That’s not the same as advocating a paternalistic, we know better imposition of value-based process on married couples looking to separate, of course. Nor condoning disrespect or institutionalized inefficiences rationalized by the notion that spouse who can’t make it work with one another somehow deserve mistreatment.
Unfortunately, this is too often exactly the situation couples experience in municipal service delivery when it comes to divorce.
Earlier this month, efficiency and courtesy in the Norfolk, Virginia, Circuit Court actually made news for being just the opposite of such things.
“A courthouse should serve its public,” read the open to one paragraph in the Virginian-Pilot article we’re talking about here.
It goes on to note that “benefits accrue from a system that handles divorce cases efficiently.” Not that that is in and of itself unique. There’s all sorts of talk of streamlining caseloads and moving things along more expediciously. And God knows the word “efficiently” sells.
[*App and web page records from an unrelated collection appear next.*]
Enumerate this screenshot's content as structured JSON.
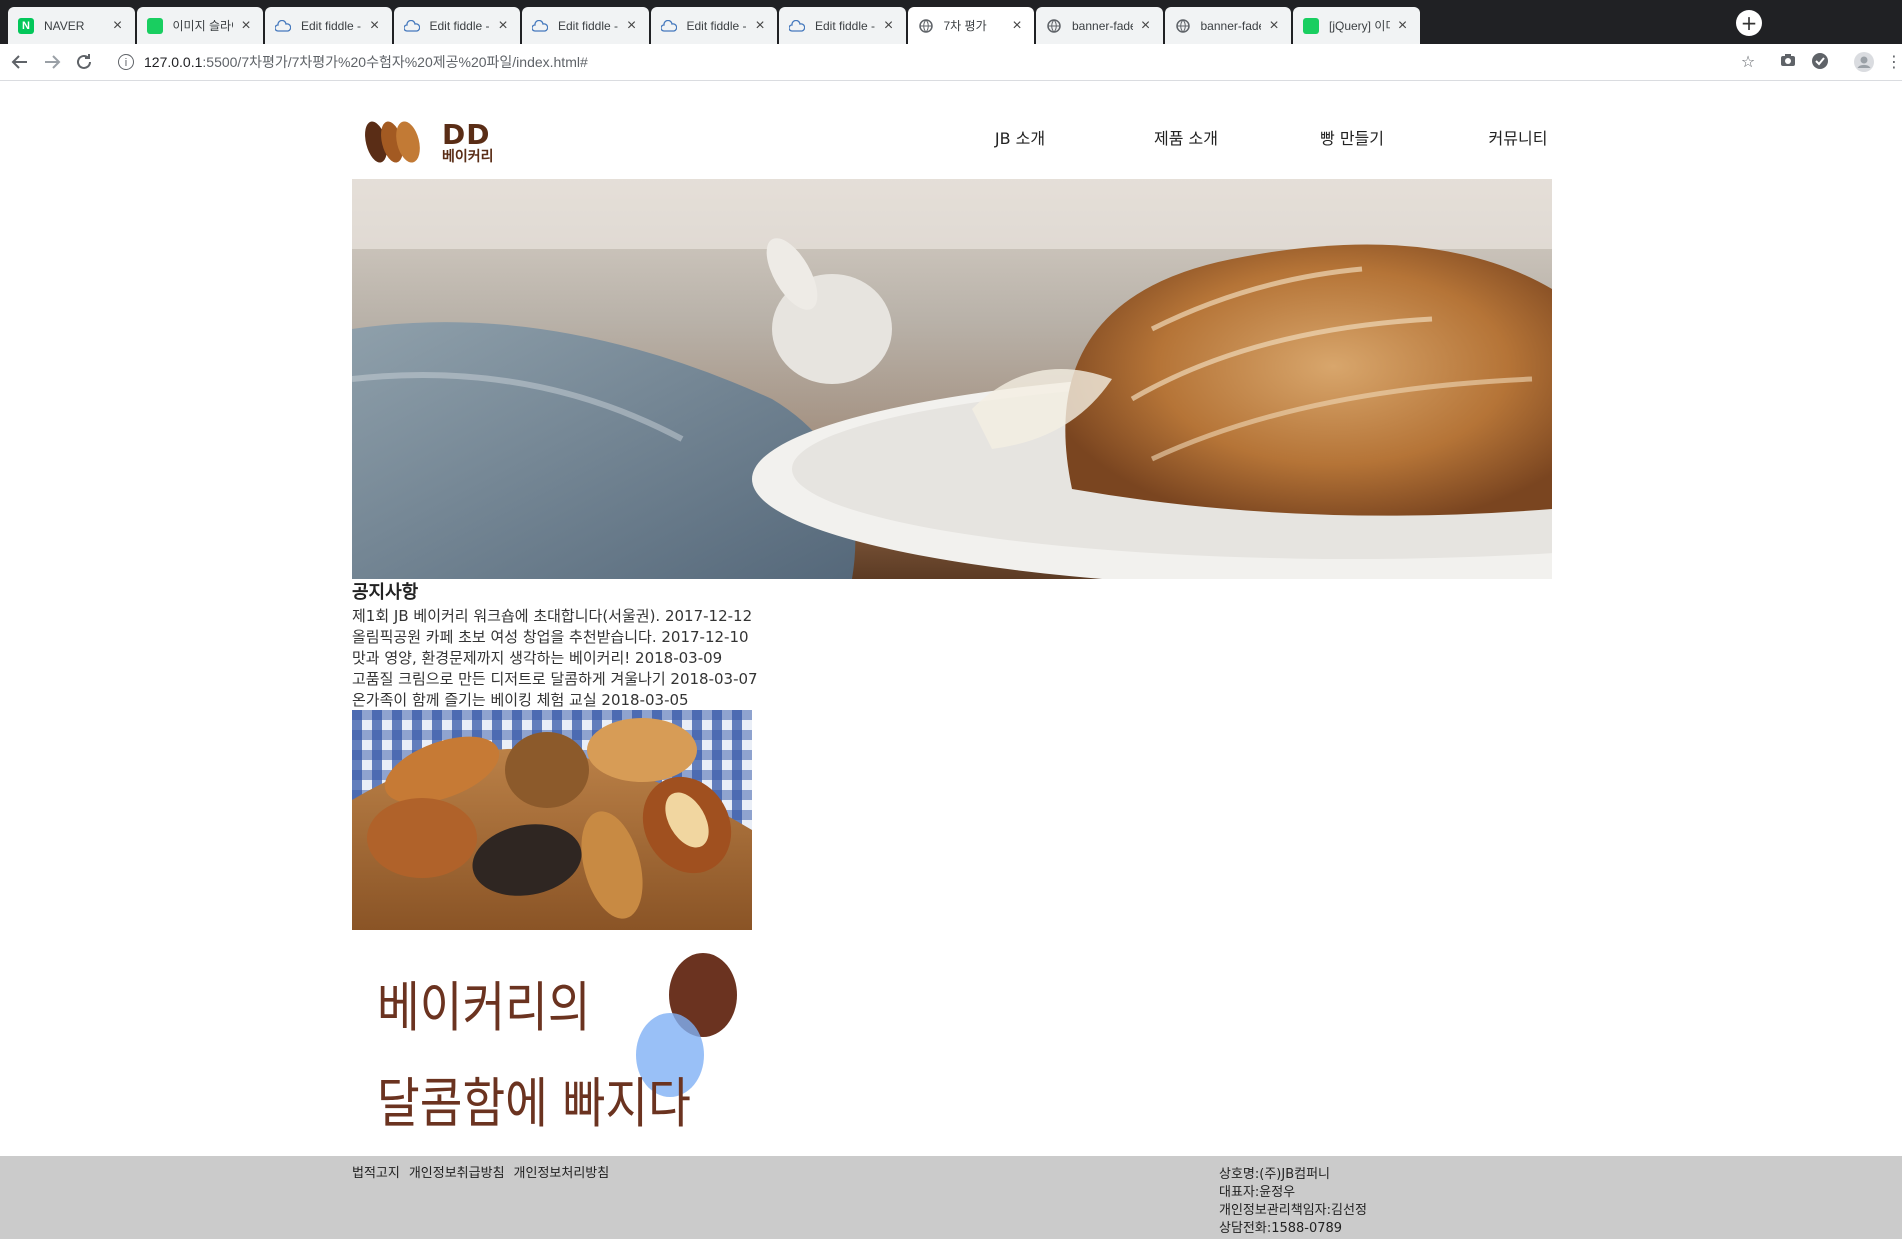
{
  "browser": {
    "tabs": [
      {
        "title": "NAVER",
        "icon": "naver-icon",
        "color": "#03c75a",
        "glyph": "N"
      },
      {
        "title": "이미지 슬라이드",
        "icon": "green-tab-icon",
        "color": "#19ce60",
        "glyph": ""
      },
      {
        "title": "Edit fiddle - JSFiddle",
        "icon": "jsfiddle-icon",
        "color": "#4679bd",
        "glyph": ""
      },
      {
        "title": "Edit fiddle - JSFiddle",
        "icon": "jsfiddle-icon",
        "color": "#4679bd",
        "glyph": ""
      },
      {
        "title": "Edit fiddle - JSFiddle",
        "icon": "jsfiddle-icon",
        "color": "#4679bd",
        "glyph": ""
      },
      {
        "title": "Edit fiddle - JSFiddle",
        "icon": "jsfiddle-icon",
        "color": "#4679bd",
        "glyph": ""
      },
      {
        "title": "Edit fiddle - JSFiddle",
        "icon": "jsfiddle-icon",
        "color": "#4679bd",
        "glyph": ""
      },
      {
        "title": "7차 평가",
        "icon": "globe-icon",
        "color": "#5f6368",
        "glyph": ""
      },
      {
        "title": "banner-fade.html",
        "icon": "globe-icon",
        "color": "#5f6368",
        "glyph": ""
      },
      {
        "title": "banner-fade.html",
        "icon": "globe-icon",
        "color": "#5f6368",
        "glyph": ""
      },
      {
        "title": "[jQuery] 이미지 슬라이드",
        "icon": "green-tab-icon",
        "color": "#19ce60",
        "glyph": ""
      }
    ],
    "active_tab_index": 7,
    "url_host": "127.0.0.1",
    "url_path": ":5500/7차평가/7차평가%20수험자%20제공%20파일/index.html#"
  },
  "site": {
    "logo": {
      "main": "DD",
      "sub": "베이커리"
    },
    "nav": [
      "JB 소개",
      "제품 소개",
      "빵 만들기",
      "커뮤니티"
    ],
    "notice": {
      "title": "공지사항",
      "items": [
        "제1회 JB 베이커리 워크숍에 초대합니다(서울권). 2017-12-12",
        "올림픽공원 카페 초보 여성 창업을 추천받습니다. 2017-12-10",
        "맛과 영양, 환경문제까지 생각하는 베이커리! 2018-03-09",
        "고품질 크림으로 만든 디저트로 달콤하게 겨울나기 2018-03-07",
        "온가족이 함께 즐기는 베이킹 체험 교실 2018-03-05"
      ]
    },
    "banner": {
      "line1": "베이커리의",
      "line2": "달콤함에 빠지다"
    },
    "footer": {
      "links": [
        "법적고지",
        "개인정보취급방침",
        "개인정보처리방침"
      ],
      "info": [
        "상호명:(주)JB컴퍼니",
        "대표자:윤정우",
        "개인정보관리책임자:김선정",
        "상담전화:1588-0789"
      ]
    }
  },
  "colors": {
    "brand_brown": "#5a2d16",
    "banner_text": "#6b3320",
    "footer_bg": "#cbcbcb"
  }
}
Problem is, too many of the lead advocates of efficientlies are insiders, practicioners. And what makes for a benefit to their work is not necessarily what benefits those in need of divorce services.
And just what might that be for the husband or wife facing this sort of marital end? Think respect, support for a sense of control in this “already painful process.”
Yeah. Let’s start with that.
I doubt that the Norfolk approach is perfect. It doesn’t claim to a panacea. So I’m not suggesting that any jurisdiction jump to form some ad hoc task force and deploy ‘em there to bottle some magic so it can be sprinkled onto family courts all across the nation.
Look no further than how well that (did not) work in spreading, and then broadly imposing domestic relations mediation based on California experiments.
What I am saying is that “the system” needs to up its game not merely in terms of efficiency, but in terms of the basis upon which its improved efficiencies are identified, constructed, and measured.